i emailed a caltech neurobio prof, dr. X, and he emailed me back and wants to meet me, im visiting him on june 16...i went through this sort of thing with ucla and stuff but this time i'm sooo nervous because he's a caltech prof and caltech is caltech...do you have any tips for me?
So my general suggestion to her is this: show that you can do something that can reduce the time load on his research (which is pretty much what all PhD/UG/HS research is about) - you want to do things that the professor wants to do but doesn't want to spend the time on, although some professors might be willing to "waste" a little time mentoring high school students and undergrads.
he already asked me what lab and general knowledge i know i told him i know gel electrophoresis, pcr, restriction endonuclease digestions, immunohistochemistry, and some basic cell culture techniques and that i learned some basic neuroscience neuroanatomy and neurohistology and how to read fmri images through the us nat'l brain bee competition
I also suggested this: when making a list of your skills, show - don't just tell (although this is really hard for many high school students since they haven't had the chance to show yet). Professors are used to people who claim to know more than they really know.
What are some other general suggestions that can be helpful to high school students who are trying to do research with specific professors? Generalizable cases are fine - as I do get quite a few emails from high school students who want to seek my advice on how to get research with a professor.

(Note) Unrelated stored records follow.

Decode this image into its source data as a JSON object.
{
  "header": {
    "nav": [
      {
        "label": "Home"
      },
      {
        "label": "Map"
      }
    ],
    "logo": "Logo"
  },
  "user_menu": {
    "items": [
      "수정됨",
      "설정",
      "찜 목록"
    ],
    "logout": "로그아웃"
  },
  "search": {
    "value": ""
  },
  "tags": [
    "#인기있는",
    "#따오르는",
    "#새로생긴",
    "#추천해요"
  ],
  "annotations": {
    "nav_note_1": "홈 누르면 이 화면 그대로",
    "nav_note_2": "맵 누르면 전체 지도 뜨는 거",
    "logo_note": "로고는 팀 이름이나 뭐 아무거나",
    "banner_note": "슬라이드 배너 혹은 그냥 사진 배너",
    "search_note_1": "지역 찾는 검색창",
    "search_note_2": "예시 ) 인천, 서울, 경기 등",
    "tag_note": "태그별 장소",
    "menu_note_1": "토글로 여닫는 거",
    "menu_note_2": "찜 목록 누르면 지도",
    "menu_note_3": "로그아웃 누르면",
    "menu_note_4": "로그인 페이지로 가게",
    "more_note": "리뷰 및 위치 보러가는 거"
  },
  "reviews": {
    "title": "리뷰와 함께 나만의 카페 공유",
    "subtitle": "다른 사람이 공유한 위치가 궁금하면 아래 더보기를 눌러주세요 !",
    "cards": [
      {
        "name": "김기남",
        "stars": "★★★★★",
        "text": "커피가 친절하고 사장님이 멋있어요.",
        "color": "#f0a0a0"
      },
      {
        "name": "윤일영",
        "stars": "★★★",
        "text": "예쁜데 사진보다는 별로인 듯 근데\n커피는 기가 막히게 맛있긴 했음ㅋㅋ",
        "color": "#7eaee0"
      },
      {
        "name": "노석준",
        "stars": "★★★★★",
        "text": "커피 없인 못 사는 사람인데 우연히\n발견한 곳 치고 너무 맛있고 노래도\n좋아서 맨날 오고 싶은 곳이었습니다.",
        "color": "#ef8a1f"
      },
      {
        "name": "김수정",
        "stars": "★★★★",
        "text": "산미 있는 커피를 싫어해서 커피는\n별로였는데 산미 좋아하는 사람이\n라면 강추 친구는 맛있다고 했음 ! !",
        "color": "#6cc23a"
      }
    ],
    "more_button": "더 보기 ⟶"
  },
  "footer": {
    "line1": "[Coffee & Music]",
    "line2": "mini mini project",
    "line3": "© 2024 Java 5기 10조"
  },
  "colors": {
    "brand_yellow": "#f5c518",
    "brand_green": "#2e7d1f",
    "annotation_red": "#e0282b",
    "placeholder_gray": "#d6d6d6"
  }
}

As a HS student visiting a lab, a willingness to do some of the "grunt" work in exchange for a chance to do "real" research is helpful. Being able, and willing, to do literature searches on a database (e.g., pubmed), to download easy to get papers, and go to the library to get hard to find papers papers is really useful for a lab. Most researchers would happily trade their time teaching about the methods they use and love, in exchange for not having to make a run to the library. Being able to do data entry and carry out statistical tests, with guidance, in a program like SPSS, is really valuable. Being able to make charts/figures in programs like Excel, Photoshop and Illustrator is a real plus.